Map of the Week 023 B

The sale plans, of which the third map is an example, were produced because in 1911 the 5th Earl sold off all his remaining property in Heaton and Shipley.

Map of the Week 023 C

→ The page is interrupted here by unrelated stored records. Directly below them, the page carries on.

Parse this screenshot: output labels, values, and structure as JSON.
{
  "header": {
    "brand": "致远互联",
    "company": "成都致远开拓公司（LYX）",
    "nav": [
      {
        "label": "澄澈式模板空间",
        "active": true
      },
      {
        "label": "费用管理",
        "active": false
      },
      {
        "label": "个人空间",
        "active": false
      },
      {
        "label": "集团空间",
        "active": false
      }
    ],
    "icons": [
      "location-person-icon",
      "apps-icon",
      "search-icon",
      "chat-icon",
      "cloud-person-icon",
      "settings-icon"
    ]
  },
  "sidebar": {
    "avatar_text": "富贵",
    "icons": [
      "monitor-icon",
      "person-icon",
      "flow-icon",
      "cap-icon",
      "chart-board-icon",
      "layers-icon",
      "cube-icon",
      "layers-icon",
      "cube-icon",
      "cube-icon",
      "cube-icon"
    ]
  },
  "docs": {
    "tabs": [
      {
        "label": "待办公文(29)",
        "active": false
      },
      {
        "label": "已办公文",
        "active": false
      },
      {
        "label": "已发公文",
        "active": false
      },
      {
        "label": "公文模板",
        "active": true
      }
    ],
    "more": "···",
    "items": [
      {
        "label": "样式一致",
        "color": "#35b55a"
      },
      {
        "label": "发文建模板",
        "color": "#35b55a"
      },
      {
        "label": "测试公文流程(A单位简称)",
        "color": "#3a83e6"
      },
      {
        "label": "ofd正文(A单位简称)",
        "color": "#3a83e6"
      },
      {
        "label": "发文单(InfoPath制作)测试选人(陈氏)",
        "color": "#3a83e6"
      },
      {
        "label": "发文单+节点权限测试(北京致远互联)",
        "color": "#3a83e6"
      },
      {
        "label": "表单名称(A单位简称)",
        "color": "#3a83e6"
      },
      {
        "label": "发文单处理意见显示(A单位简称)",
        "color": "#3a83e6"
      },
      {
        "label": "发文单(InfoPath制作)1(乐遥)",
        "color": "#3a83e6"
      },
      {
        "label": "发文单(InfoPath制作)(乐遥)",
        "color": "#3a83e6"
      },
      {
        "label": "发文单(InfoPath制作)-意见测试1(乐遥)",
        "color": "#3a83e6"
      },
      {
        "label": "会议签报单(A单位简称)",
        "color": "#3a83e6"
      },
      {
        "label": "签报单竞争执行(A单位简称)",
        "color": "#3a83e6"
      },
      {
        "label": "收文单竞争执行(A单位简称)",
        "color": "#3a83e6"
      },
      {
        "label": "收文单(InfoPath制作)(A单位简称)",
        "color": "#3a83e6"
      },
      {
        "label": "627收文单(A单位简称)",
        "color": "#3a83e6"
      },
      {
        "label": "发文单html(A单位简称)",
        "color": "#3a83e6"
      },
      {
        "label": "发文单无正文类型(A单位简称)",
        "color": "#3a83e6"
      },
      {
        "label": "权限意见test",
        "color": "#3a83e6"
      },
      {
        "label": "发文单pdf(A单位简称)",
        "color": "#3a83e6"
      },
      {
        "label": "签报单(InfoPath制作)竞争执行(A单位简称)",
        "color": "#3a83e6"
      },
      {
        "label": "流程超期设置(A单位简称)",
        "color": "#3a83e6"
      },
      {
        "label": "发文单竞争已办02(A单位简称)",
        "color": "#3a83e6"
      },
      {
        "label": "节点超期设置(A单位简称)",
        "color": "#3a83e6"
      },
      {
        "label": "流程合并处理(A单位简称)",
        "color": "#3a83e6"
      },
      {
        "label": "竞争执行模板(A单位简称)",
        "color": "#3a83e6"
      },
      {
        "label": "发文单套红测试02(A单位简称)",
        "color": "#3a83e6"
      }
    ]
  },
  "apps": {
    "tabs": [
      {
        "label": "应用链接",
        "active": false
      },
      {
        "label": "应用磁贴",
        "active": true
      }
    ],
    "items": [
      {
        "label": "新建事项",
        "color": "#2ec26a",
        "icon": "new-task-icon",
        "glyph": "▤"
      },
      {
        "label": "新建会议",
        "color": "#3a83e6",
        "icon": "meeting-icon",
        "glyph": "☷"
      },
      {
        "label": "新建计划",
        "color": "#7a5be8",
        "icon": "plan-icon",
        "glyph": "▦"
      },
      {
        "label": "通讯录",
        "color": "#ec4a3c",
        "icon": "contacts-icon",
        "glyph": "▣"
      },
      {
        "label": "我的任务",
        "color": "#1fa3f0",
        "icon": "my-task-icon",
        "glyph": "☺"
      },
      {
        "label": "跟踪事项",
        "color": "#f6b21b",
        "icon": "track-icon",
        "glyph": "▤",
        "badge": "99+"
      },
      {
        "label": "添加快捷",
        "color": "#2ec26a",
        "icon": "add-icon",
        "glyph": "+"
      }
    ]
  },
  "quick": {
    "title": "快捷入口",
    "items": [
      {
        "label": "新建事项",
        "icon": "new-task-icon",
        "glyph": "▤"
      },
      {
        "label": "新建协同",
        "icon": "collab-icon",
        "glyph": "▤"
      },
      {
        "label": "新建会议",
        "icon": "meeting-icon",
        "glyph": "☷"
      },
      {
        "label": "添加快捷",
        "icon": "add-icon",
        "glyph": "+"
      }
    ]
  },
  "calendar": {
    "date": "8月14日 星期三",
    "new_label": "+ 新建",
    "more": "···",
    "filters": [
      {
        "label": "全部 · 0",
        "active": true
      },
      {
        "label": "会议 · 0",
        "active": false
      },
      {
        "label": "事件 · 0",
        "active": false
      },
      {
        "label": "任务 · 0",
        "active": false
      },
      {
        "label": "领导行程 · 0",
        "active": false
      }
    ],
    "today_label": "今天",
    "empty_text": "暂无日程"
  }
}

What else does the first image show? Emm Lane was originally a track through Emm Field (perhaps originally Elm Field) when this was one of the three ‘great fields’ of Heaton in which farmers were allotted strips of land to cultivate. Nearby Manningham Park, now Lister Park, was originally a deer-park surrounding Manningham Hall, the home of the Cunliffe Lister family. The land was eventually purchased by Bradford as a public open space and Cartwright Hall, which opened in 1904, was built as an art gallery and museum. I’m not sure about the building in the extreme right of the map, above the words ‘to Bradford’. I think the same structure appears, sketchily drawn, at the bottom left of the second map. This area was called Carr Syke and there was known to be a turnpike toll house in this position. The fairly substantial building is drawn and identified in the Heaton tithe map but does not seem to be clearly indicated in the 1852 OS map for some reason. The Turf has recently been sold and I am not sure what future is planned for it. Hopeful the building will survive to feature in further Heaton maps.

 

Derek Barker, Local Studies Library volunteer